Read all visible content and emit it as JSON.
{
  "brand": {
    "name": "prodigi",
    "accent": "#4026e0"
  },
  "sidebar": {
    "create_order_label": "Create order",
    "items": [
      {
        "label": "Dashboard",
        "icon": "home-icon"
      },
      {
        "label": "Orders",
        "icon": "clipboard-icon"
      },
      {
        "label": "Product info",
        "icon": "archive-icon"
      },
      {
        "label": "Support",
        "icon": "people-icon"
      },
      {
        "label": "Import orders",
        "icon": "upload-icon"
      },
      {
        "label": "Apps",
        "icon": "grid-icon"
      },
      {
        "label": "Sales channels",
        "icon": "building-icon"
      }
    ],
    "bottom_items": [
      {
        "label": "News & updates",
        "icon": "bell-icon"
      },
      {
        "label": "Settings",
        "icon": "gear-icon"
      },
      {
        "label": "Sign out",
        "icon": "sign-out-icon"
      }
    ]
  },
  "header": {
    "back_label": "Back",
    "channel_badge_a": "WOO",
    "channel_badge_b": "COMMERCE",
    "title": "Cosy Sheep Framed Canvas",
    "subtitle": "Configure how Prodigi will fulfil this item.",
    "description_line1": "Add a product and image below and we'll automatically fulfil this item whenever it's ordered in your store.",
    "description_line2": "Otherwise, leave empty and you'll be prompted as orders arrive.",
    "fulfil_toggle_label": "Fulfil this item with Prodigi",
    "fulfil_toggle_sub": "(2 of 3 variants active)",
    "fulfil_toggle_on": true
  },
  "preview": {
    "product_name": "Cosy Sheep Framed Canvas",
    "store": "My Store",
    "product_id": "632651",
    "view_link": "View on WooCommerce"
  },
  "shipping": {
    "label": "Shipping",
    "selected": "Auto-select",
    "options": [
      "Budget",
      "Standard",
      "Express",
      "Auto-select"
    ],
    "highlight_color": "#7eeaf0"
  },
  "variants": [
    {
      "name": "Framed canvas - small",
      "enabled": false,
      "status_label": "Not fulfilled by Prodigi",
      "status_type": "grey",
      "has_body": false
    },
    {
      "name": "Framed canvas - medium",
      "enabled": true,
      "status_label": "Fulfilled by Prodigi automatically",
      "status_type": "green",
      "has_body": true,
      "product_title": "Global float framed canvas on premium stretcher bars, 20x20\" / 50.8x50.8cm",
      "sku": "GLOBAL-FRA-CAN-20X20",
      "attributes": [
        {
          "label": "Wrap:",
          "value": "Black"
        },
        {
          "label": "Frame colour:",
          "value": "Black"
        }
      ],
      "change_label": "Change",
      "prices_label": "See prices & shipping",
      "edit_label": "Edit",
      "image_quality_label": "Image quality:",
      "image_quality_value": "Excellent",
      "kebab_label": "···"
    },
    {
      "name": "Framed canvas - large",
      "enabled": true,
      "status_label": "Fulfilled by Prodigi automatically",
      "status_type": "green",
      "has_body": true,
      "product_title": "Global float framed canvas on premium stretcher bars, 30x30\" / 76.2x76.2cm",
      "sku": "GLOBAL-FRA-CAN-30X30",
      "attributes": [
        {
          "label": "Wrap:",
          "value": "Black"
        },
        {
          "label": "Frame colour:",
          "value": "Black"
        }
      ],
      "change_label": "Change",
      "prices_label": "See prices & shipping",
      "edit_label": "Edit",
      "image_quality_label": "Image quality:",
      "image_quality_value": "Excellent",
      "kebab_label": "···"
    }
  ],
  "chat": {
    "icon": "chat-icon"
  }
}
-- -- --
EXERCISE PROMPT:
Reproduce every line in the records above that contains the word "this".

RESULT BELOW:
    "subtitle": "Configure how Prodigi will fulfil this item.",
    "description_line1": "Add a product and image below and we'll automatically fulfil this item whenever it's ordered in your store.",
    "fulfil_toggle_label": "Fulfil this item with Prodigi",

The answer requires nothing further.